> **Work to complete**
All that is needed is each line of the entries holding the word "JSON", copied as it stands.

BEGIN Listed records

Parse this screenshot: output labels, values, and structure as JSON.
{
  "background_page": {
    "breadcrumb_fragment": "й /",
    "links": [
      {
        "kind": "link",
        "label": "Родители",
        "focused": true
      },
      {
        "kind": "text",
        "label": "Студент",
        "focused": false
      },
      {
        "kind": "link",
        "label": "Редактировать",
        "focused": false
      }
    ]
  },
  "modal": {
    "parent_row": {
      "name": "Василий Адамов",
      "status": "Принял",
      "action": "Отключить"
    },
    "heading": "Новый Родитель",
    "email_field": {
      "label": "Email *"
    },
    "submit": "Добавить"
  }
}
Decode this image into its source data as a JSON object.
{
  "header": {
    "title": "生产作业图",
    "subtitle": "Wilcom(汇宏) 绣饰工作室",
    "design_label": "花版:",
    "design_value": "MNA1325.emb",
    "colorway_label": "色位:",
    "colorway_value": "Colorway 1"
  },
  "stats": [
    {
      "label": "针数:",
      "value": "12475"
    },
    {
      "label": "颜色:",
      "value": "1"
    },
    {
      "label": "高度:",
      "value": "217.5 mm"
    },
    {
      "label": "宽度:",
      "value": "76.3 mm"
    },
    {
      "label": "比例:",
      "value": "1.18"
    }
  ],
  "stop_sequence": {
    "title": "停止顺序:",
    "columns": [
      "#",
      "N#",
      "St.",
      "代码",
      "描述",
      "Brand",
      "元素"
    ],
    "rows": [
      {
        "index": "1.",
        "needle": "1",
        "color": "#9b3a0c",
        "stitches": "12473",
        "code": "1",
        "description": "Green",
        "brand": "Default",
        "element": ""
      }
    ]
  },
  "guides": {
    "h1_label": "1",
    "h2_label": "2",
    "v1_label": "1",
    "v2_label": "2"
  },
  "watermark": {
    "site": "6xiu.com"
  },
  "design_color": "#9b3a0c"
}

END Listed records

> **Solution for this problem**
Parse this screenshot: output labels, values, and structure as JSON.
Decode this image into its source data as a JSON object.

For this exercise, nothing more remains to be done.